The Civil War transformed American railroads just as World War I would later transform the airplane. When America looked up from the carnage of four bitter years, it found that railroads had dramatically increased its mobility, become the arteries of its growing industrial strength, and stood poised to replace covered wagons as the vessels of its western expansion, quickly making good prewar boasts of Manifest Destiny.
Between 1850 and 1860, the number of miles of railroads in the United States had more than tripled, from 9,000 to 30,000. While many railroads in the South now lay in ruins, most would be quickly rebuilt, and the number of miles of track in the United States would reach 53,000 by 1870.

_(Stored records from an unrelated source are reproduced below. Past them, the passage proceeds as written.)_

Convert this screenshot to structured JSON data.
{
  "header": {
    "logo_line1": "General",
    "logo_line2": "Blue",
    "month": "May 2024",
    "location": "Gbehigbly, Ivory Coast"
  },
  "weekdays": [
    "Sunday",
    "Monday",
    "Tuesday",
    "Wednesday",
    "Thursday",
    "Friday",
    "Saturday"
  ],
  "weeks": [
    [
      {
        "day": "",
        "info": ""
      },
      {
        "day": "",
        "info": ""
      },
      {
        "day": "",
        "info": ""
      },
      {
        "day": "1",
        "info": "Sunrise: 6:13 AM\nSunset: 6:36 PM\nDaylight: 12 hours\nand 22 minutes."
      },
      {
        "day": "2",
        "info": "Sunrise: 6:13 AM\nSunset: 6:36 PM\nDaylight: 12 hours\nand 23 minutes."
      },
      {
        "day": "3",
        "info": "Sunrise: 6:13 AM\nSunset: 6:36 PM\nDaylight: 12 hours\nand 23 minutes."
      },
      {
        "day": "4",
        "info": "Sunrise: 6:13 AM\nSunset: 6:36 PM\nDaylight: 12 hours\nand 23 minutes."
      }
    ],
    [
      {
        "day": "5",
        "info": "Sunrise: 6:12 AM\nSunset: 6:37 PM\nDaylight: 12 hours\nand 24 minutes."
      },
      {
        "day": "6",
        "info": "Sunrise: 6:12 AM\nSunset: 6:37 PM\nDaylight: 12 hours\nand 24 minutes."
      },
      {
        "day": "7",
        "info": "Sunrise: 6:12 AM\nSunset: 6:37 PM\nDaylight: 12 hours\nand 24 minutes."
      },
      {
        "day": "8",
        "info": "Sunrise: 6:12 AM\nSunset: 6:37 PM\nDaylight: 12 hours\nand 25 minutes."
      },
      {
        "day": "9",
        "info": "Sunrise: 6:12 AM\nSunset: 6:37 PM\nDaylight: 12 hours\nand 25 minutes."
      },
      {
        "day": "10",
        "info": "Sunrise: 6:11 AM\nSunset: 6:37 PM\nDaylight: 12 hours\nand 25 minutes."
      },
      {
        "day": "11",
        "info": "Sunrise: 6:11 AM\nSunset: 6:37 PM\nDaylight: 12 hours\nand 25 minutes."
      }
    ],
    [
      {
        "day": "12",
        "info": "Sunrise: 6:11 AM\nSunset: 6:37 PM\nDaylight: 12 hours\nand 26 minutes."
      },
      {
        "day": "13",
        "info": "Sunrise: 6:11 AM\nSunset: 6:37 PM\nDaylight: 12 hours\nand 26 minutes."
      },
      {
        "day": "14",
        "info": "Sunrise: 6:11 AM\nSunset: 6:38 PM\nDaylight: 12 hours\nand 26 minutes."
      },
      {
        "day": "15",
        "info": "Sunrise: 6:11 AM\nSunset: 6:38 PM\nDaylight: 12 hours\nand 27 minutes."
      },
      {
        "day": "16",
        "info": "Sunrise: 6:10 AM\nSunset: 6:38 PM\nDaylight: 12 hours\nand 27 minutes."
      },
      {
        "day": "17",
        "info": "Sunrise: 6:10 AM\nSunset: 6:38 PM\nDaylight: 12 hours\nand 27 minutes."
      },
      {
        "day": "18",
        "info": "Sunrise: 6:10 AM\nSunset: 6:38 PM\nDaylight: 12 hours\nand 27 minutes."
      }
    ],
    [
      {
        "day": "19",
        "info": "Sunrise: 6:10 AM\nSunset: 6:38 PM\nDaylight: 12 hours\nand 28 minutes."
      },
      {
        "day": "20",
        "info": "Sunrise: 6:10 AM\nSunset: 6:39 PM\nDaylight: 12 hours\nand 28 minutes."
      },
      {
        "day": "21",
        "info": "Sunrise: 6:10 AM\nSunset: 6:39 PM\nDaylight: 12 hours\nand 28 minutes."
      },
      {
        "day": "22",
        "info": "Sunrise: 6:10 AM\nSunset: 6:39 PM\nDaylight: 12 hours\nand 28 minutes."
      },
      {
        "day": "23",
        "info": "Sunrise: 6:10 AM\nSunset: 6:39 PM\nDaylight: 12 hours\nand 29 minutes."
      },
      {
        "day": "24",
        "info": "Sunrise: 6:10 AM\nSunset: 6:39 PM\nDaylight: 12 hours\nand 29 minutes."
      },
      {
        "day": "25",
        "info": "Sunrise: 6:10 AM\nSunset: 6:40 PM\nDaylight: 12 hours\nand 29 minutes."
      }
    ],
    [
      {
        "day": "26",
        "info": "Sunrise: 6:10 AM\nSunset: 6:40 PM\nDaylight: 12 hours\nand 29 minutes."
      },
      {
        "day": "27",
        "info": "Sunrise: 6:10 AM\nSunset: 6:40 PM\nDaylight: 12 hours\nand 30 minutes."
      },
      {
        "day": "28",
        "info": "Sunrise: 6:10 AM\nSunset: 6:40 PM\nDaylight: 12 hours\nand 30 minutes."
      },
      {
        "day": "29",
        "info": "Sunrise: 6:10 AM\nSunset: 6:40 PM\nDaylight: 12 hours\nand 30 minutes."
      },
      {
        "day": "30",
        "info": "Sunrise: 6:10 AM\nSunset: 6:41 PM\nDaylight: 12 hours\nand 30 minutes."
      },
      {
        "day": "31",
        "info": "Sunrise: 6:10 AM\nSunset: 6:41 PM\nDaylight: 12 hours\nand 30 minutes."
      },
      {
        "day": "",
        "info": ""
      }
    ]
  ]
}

This mileage would include the completion of the first transcontinental railroad, but as the guns fell silent, that line’s speedy completion was still not assured. And it soon became clear that while the Central Pacific and Union Pacific were the leading contenders to finish first, they would not have the field to themselves.
Prewar, regional fears that there would be only one transcontinental line were rapidly disappearing. For starters, with almost lightning speed in the weeks after Robert E. Lee’s surrender at Appomattox, Virginia, effectively ending the Civil War, there was a new breed of observer heading west. These were not the stalwart scientists of Colonel Abert’s Corps of Topographical Engineers but rather the vanguard of capitalism itself. These were people who either would bankroll the ventures or were in positions of political or media power to fan the fires and convince others to ante up for the cause.
No less a personage than Schuyler Colfax, ex-newspaperman from Indiana and lately Speaker of the U.S. House of Representatives, hopped a stagecoach with Samuel Bowles, a Massachusetts newspaper editor, and headed west. From the Missouri to Denver took less than five days. “It was a magnificent, uninterrupted stage ride of six hundred and fifty miles,” wrote Bowles, “much more endurable in its discomforts, much more exhilarating in its novelties, than I had anticipated.”
Colfax, who would soon have Denver’s main east-west street named for him, was transfixed by the railroad possibilities. By the time the party reached Virginia City, Nevada, the ex-Speaker told a crowd, “I believe the Pacific Railroad to be a national and political and military necessity.”19
In the depths of civil war, Secretary of State William Seward had strenuously agreed. Long a proponent of a transcontinental railroad, Seward saw its importance to national unity: “When this [railroad] shall have been done, disunion will be rendered forever after impossible. There will be no fulcrum for the lever of treason to rest upon.”20
Indeed, the first transcontinental railroad and the competing lines that raced to network the rest of the West would become the very fulcrum upon which the settlement of half a continent was based and the sanctity of the Union made secure. With an interruption of war, railroads had come of age, and now, so too would the country.